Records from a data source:
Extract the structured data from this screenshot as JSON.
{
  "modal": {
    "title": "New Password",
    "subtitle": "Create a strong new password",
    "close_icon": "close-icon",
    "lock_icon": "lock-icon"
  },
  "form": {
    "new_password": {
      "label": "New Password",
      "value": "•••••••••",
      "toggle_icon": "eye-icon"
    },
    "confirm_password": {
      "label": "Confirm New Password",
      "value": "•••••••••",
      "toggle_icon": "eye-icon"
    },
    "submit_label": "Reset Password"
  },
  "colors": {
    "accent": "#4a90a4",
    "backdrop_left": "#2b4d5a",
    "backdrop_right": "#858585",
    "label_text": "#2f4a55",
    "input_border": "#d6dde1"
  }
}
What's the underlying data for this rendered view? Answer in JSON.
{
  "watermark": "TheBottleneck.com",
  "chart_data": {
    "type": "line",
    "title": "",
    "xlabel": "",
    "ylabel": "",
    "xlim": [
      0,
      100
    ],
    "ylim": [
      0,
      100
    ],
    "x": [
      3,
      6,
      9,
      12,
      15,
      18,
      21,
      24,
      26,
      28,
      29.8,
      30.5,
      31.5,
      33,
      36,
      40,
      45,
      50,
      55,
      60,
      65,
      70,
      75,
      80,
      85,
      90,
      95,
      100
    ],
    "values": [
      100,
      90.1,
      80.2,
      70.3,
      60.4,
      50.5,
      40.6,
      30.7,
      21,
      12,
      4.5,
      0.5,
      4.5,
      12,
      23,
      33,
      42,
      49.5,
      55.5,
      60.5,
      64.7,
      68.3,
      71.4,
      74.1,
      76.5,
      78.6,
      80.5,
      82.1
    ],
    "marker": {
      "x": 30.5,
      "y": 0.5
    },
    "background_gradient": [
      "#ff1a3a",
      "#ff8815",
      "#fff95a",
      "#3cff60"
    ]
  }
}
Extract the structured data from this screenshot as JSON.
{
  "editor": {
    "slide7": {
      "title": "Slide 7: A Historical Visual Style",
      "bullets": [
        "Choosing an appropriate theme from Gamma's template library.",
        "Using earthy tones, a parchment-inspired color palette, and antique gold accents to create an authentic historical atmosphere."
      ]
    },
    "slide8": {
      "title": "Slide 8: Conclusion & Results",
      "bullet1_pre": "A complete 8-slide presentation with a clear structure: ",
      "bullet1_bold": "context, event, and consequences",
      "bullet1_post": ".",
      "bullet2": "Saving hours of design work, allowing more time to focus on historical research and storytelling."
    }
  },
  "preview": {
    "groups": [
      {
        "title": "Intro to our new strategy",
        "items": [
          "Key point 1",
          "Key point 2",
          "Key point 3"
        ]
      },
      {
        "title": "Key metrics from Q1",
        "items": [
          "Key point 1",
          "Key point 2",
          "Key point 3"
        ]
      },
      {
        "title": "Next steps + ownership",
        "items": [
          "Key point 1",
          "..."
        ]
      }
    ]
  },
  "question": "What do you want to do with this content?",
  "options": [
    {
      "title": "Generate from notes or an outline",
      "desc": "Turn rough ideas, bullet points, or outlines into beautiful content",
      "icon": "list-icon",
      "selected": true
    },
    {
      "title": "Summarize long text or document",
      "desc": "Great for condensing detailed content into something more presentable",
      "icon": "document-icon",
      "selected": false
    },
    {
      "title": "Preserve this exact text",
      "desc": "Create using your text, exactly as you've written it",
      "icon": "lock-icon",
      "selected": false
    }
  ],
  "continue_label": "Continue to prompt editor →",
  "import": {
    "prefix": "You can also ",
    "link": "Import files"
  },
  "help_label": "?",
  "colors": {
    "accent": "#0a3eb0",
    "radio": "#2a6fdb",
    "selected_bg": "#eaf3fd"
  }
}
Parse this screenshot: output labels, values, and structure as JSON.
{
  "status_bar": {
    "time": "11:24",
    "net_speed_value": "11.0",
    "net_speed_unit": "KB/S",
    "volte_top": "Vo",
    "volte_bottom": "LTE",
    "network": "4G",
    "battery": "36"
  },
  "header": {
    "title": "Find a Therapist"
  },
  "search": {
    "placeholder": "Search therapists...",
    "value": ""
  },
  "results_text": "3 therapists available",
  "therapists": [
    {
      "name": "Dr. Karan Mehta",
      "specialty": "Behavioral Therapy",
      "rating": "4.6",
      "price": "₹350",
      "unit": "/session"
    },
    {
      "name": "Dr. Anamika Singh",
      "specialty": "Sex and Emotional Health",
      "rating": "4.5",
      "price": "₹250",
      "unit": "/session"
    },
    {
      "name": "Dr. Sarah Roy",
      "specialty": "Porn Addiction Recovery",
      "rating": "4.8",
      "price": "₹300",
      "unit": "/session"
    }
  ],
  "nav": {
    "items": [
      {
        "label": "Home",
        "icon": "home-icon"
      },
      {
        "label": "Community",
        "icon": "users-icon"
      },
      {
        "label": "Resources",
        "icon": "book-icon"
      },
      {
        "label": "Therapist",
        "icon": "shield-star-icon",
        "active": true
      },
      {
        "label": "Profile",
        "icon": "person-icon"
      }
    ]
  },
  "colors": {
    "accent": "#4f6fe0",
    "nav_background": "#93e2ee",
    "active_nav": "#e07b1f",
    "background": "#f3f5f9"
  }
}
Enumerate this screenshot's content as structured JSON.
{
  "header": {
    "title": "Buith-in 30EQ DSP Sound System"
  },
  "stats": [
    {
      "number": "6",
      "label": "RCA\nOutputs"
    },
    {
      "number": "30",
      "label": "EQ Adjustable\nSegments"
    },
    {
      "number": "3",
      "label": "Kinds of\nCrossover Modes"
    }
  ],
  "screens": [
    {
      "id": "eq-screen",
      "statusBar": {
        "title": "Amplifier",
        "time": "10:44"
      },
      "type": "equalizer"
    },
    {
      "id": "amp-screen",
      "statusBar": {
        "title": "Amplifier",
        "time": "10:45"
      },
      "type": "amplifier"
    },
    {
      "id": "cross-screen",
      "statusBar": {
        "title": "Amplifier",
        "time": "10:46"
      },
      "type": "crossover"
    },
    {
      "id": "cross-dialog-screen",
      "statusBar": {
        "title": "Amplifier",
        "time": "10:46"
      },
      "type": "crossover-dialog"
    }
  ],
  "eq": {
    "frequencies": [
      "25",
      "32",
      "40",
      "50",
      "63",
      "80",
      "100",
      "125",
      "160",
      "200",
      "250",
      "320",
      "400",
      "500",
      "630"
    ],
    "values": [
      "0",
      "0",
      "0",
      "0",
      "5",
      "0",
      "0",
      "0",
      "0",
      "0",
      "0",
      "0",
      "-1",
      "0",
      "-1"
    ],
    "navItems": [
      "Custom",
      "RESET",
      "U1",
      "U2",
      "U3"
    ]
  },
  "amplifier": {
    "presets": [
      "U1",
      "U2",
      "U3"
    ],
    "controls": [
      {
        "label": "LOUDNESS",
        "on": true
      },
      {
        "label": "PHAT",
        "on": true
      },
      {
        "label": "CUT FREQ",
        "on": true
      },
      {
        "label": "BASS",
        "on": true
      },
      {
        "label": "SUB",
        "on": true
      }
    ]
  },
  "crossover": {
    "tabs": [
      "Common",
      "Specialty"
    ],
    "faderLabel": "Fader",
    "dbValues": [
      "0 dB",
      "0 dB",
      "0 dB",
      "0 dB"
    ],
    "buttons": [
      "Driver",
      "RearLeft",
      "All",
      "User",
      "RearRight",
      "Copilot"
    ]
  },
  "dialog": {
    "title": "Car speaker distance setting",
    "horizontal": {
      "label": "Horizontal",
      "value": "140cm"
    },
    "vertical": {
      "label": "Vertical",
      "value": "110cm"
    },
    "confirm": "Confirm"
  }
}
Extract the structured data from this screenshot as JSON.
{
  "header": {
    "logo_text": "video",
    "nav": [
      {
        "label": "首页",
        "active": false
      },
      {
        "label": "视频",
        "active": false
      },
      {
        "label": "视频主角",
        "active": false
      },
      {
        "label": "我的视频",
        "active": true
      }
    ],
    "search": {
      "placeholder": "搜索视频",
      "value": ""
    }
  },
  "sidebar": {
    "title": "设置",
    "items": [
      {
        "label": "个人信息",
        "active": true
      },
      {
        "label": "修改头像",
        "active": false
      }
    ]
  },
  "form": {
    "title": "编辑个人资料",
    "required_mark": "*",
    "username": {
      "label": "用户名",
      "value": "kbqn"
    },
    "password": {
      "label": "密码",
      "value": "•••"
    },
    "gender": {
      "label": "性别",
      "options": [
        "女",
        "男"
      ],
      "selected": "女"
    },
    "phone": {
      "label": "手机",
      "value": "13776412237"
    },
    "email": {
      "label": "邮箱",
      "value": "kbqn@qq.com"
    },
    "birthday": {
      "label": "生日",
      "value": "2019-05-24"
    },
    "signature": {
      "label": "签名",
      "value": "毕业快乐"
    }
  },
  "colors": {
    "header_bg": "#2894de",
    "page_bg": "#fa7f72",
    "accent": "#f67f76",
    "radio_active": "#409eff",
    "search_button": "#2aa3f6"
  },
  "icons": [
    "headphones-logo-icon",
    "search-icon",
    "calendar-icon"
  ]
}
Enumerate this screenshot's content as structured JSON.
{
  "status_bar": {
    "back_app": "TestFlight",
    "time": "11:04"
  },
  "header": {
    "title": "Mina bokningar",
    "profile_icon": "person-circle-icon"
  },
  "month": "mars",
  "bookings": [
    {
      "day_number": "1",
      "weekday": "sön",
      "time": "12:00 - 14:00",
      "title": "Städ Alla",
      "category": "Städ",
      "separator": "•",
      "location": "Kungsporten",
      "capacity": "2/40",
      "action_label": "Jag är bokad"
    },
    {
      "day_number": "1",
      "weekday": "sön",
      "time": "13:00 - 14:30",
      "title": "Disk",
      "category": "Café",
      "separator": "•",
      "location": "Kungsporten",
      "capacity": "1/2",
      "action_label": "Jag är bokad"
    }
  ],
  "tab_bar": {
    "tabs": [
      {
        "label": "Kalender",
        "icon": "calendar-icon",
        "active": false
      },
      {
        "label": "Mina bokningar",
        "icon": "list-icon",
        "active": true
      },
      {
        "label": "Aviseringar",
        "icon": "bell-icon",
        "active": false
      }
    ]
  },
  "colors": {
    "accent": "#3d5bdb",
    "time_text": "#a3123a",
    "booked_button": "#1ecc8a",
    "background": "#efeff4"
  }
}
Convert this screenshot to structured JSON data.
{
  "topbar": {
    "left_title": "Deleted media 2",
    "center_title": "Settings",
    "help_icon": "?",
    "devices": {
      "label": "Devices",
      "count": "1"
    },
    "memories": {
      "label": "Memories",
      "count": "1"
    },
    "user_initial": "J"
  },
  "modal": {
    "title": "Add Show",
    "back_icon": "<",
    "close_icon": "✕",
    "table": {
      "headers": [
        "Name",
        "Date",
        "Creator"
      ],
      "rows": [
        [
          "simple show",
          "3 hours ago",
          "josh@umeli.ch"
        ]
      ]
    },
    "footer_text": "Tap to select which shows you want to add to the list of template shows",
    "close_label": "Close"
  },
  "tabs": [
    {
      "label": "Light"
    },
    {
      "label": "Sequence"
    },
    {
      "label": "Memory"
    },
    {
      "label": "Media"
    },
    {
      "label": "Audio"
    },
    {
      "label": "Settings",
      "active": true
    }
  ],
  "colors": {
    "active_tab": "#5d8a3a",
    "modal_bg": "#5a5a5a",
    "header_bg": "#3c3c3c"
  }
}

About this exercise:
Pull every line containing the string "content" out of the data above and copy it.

Exercise output:
  "question": "What do you want to do with this content?",
      "desc": "Turn rough ideas, bullet points, or outlines into beautiful content",
      "desc": "Great for condensing detailed content into something more presentable",
Enumerate this screenshot's content as structured JSON.
Enumerate this screenshot's content as structured JSON.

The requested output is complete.